#### [Assignment]
Pick every line out of the entries below that has the string "JSON", and copy it.

[Element data from apps and pages]
*** Begin section ***

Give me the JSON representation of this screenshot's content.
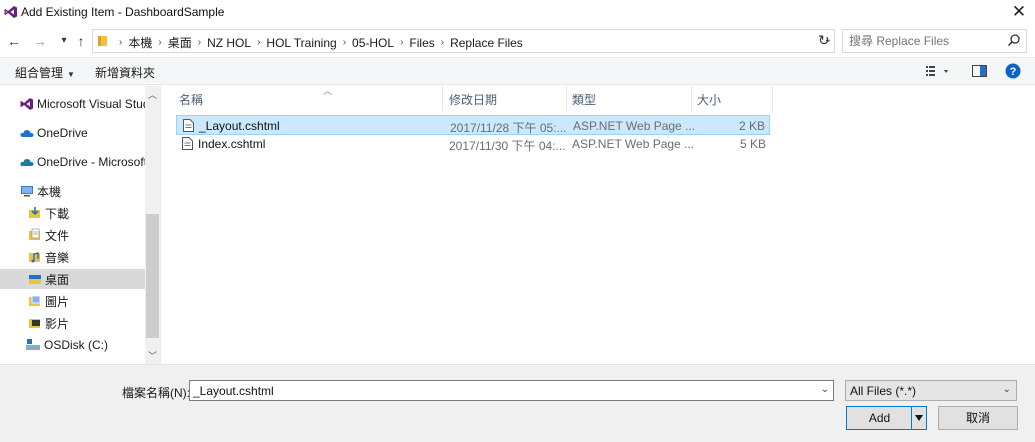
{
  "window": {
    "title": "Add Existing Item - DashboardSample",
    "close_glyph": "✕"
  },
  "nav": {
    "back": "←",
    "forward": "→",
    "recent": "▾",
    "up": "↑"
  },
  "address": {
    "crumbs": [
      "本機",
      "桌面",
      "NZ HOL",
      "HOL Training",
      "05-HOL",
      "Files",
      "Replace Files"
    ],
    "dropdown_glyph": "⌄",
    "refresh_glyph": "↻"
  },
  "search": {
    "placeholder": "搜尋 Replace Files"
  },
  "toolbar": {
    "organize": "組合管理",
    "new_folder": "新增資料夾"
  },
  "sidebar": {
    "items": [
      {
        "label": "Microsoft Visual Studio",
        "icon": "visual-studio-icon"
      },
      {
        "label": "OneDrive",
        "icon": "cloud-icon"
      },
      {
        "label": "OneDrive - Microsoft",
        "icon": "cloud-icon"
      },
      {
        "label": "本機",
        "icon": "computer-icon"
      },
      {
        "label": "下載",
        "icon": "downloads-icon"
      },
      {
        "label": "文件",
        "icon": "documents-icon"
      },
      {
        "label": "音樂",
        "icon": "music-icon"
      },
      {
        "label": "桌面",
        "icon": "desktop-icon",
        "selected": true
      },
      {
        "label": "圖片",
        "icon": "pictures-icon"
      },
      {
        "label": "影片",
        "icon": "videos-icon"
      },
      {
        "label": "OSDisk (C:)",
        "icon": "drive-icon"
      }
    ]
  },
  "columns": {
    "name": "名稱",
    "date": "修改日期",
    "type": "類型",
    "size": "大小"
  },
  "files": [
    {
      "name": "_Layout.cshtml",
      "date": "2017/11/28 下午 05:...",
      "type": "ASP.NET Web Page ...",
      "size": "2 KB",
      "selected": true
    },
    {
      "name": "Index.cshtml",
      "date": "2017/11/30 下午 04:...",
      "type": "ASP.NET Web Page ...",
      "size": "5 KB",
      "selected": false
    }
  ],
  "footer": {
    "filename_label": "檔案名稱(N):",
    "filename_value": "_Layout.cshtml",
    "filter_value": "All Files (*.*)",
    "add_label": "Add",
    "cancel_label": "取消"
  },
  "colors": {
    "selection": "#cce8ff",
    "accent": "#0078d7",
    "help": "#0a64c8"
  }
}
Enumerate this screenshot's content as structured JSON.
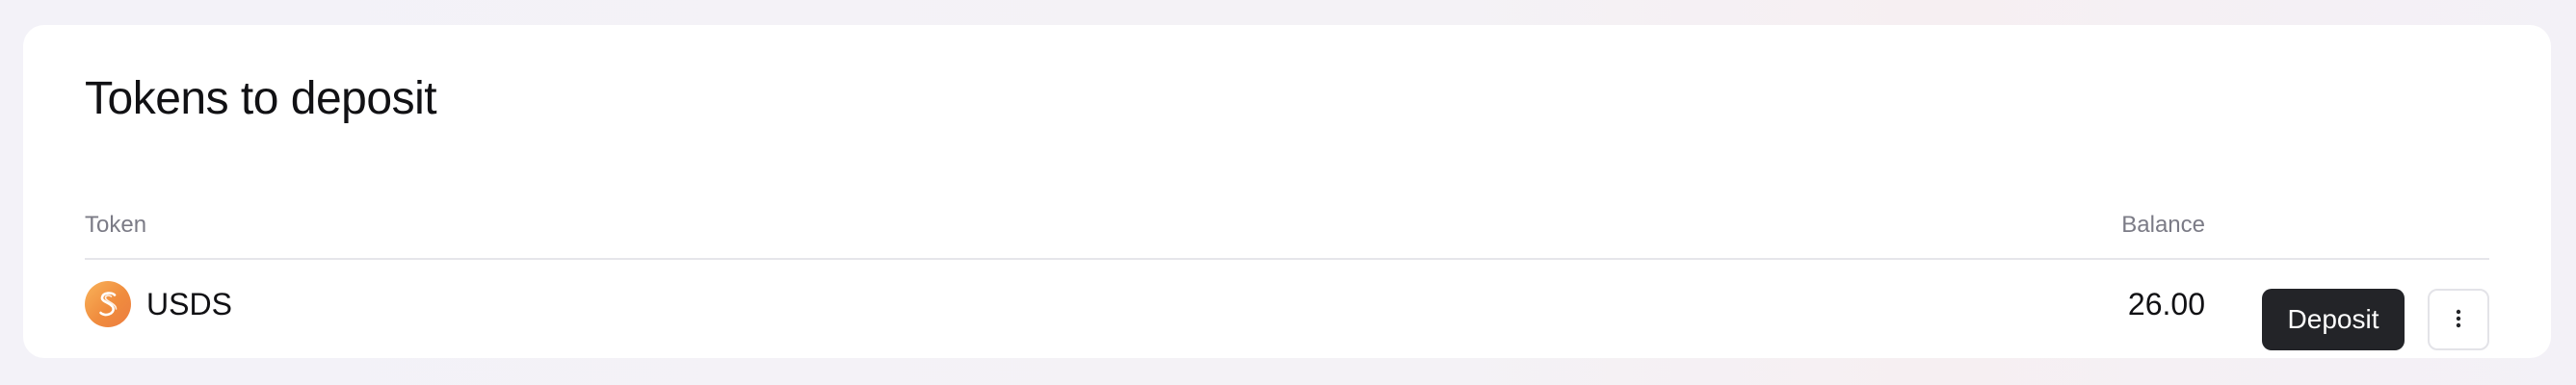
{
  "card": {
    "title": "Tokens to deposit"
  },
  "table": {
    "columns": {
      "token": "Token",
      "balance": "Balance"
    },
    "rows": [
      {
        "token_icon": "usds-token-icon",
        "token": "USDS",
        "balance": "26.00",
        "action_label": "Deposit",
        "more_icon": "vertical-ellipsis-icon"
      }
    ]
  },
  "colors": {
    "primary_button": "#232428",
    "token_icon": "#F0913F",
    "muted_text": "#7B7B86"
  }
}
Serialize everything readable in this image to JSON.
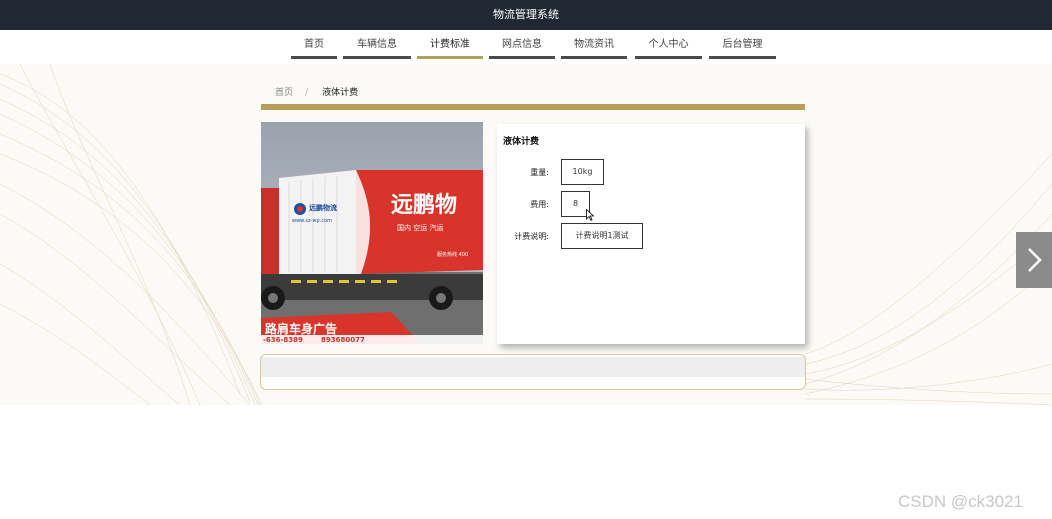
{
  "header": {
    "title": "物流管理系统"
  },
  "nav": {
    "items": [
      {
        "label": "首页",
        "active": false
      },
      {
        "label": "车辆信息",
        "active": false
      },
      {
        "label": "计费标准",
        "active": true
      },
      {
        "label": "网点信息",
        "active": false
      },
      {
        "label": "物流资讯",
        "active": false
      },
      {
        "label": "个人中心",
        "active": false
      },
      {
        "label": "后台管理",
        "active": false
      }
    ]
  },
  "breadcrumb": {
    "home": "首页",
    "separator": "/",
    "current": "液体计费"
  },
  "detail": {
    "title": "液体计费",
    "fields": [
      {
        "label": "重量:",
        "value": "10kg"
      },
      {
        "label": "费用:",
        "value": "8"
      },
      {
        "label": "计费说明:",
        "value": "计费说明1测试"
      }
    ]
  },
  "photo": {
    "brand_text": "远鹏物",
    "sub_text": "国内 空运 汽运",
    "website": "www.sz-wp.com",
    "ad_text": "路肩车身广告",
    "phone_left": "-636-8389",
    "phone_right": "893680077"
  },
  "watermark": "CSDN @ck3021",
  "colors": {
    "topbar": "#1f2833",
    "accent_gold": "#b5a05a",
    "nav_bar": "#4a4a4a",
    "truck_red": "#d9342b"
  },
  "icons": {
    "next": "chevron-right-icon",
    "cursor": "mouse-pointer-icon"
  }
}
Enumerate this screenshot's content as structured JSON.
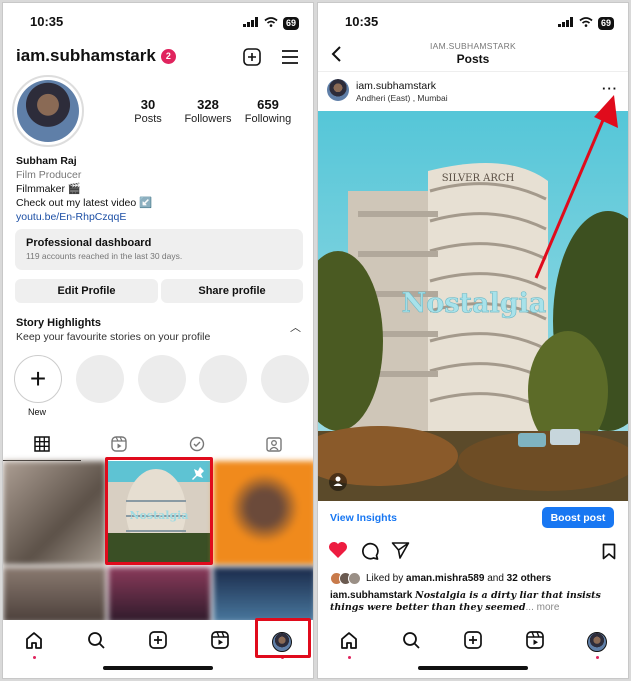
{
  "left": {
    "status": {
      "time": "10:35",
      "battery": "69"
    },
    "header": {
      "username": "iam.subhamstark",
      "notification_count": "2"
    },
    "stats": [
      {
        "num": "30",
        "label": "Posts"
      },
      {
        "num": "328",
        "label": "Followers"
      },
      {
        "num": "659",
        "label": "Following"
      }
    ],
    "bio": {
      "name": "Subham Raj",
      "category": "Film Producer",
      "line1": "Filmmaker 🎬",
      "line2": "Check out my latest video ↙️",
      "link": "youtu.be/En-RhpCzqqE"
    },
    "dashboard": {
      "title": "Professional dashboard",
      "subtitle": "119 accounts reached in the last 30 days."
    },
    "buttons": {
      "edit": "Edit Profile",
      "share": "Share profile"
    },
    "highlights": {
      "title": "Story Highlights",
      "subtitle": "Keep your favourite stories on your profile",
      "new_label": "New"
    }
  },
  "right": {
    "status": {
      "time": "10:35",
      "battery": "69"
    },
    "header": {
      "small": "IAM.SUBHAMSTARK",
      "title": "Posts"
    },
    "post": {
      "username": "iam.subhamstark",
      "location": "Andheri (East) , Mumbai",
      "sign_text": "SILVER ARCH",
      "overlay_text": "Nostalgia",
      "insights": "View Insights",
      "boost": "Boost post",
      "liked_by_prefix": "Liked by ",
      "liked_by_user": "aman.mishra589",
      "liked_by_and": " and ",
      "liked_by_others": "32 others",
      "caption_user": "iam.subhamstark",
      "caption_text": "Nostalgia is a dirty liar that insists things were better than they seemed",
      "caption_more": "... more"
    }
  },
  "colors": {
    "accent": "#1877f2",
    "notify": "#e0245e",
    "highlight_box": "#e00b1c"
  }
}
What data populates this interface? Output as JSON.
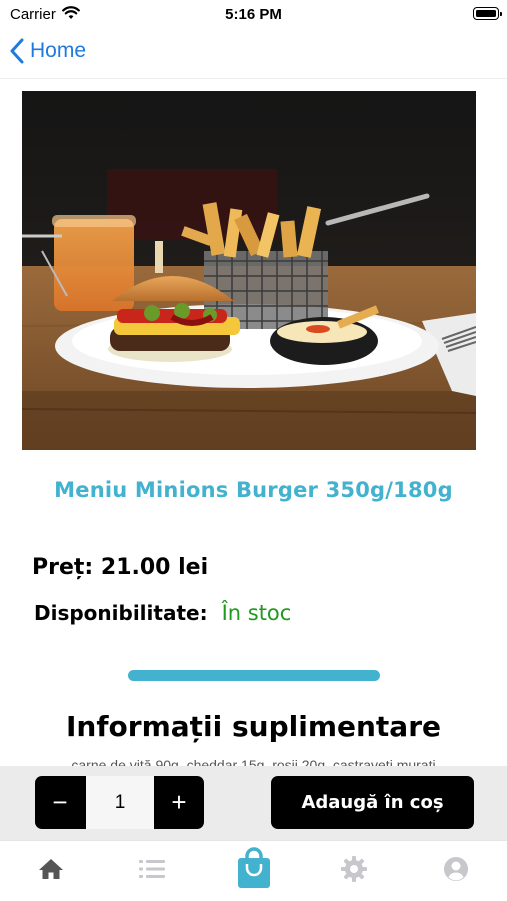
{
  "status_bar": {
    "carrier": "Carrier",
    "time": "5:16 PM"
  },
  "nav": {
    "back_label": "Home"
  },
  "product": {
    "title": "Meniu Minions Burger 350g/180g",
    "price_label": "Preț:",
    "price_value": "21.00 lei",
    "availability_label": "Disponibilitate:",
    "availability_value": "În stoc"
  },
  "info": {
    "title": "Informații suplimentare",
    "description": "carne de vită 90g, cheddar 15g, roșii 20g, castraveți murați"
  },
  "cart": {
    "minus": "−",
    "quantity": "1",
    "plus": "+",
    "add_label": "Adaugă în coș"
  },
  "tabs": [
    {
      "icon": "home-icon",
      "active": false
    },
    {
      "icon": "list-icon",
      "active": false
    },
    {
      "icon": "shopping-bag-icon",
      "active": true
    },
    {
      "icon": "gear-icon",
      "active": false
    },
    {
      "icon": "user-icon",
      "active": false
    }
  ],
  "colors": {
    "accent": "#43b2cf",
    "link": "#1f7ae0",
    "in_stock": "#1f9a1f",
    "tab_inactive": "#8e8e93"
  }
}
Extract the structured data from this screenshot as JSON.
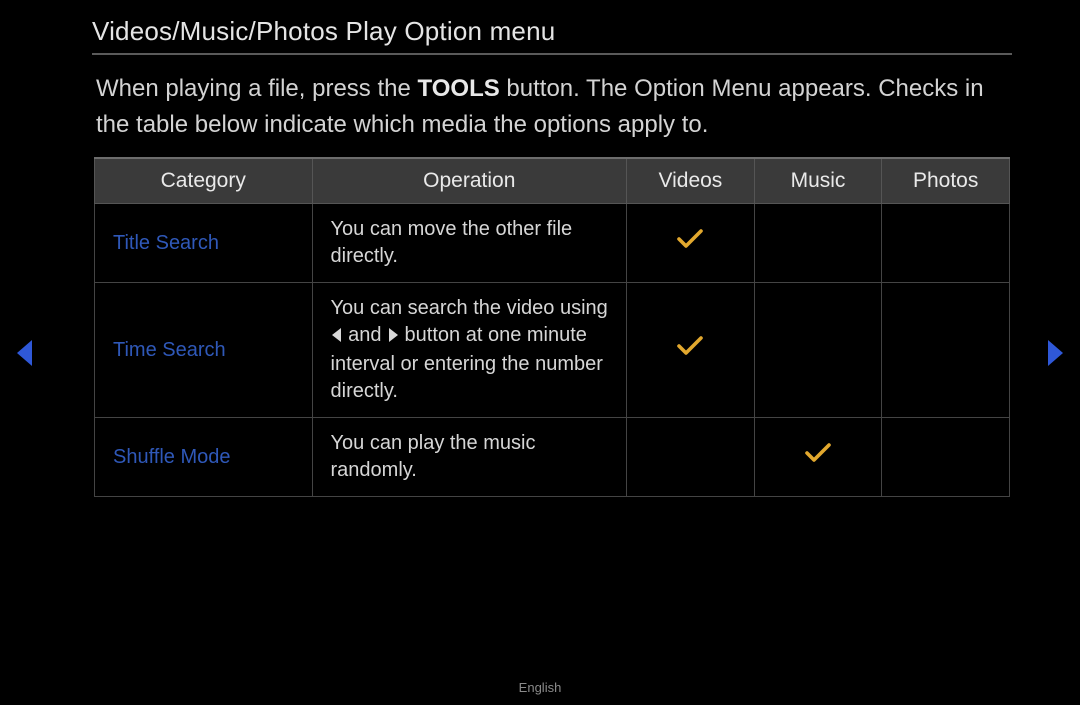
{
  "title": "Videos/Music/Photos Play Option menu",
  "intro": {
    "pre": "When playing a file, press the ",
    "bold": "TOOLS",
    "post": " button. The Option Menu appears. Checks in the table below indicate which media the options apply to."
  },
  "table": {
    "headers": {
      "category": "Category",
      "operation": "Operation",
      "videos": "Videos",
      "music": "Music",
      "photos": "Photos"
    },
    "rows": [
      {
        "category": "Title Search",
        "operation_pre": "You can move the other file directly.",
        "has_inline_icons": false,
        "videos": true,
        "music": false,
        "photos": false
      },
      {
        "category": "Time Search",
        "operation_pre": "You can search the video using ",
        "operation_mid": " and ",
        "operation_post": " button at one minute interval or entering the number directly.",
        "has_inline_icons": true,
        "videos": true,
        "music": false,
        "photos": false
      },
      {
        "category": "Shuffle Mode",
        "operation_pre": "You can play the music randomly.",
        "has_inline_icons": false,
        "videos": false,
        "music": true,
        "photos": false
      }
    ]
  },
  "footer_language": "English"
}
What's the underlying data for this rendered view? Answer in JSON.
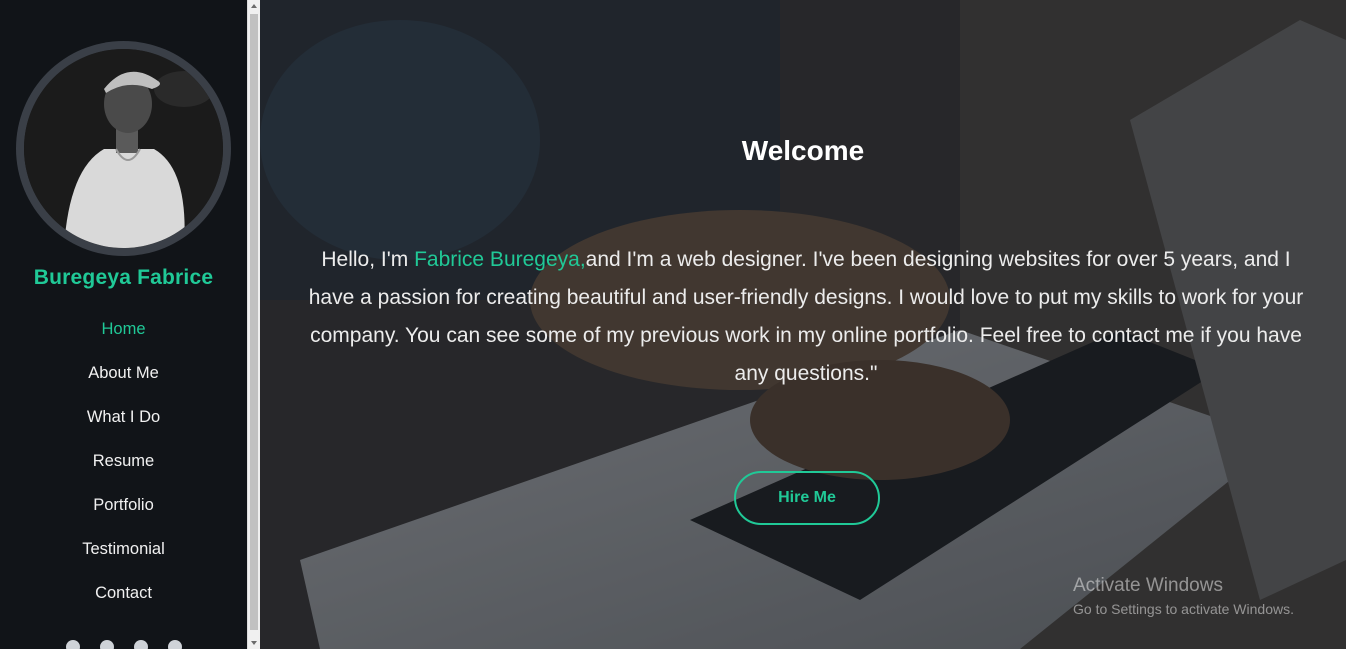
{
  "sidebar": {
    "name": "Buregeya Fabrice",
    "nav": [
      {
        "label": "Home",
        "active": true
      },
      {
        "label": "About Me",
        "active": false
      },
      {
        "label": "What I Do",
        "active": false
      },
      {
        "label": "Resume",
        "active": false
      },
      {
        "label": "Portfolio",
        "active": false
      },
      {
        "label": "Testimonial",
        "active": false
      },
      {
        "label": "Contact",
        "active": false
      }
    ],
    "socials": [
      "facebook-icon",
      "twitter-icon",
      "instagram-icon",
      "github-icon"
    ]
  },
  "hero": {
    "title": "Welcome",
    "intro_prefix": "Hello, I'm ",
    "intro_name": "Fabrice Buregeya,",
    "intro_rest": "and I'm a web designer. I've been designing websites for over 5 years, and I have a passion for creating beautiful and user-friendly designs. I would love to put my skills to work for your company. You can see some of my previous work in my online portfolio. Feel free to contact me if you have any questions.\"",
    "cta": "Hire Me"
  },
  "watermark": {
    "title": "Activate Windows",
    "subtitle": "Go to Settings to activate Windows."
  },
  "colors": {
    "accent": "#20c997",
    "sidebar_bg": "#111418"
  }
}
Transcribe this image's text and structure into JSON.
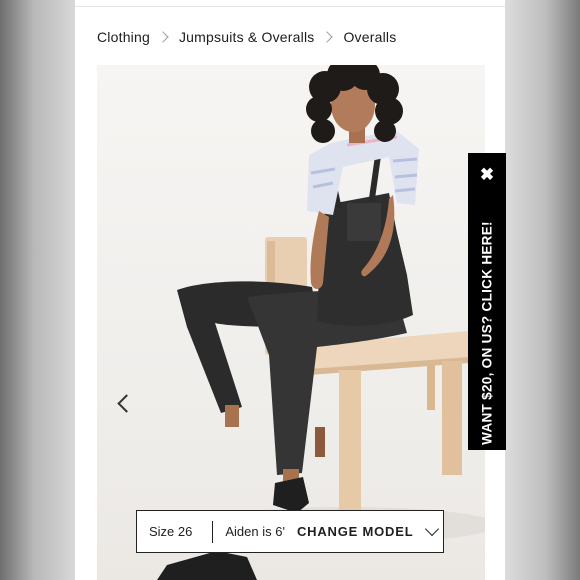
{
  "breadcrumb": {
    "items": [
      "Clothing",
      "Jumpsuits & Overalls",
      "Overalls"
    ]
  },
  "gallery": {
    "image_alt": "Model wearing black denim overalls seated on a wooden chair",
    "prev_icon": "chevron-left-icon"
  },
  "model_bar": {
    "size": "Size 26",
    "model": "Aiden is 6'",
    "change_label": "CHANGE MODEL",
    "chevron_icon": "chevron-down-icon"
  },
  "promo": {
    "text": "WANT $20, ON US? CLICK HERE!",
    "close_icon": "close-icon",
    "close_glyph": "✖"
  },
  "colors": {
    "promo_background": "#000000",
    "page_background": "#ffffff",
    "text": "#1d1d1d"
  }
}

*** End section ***

#### [Exercise result]
Give me the JSON representation of this screenshot's content.
Enumerate this screenshot's content as structured JSON.
Serialize everything readable in this image to JSON.
Enumerate this screenshot's content as structured JSON.
What data populates this interface? Output as JSON.
Extract the structured data from this screenshot as JSON.
What's the underlying data for this rendered view? Answer in JSON.
Transcribe this image's text and structure into JSON.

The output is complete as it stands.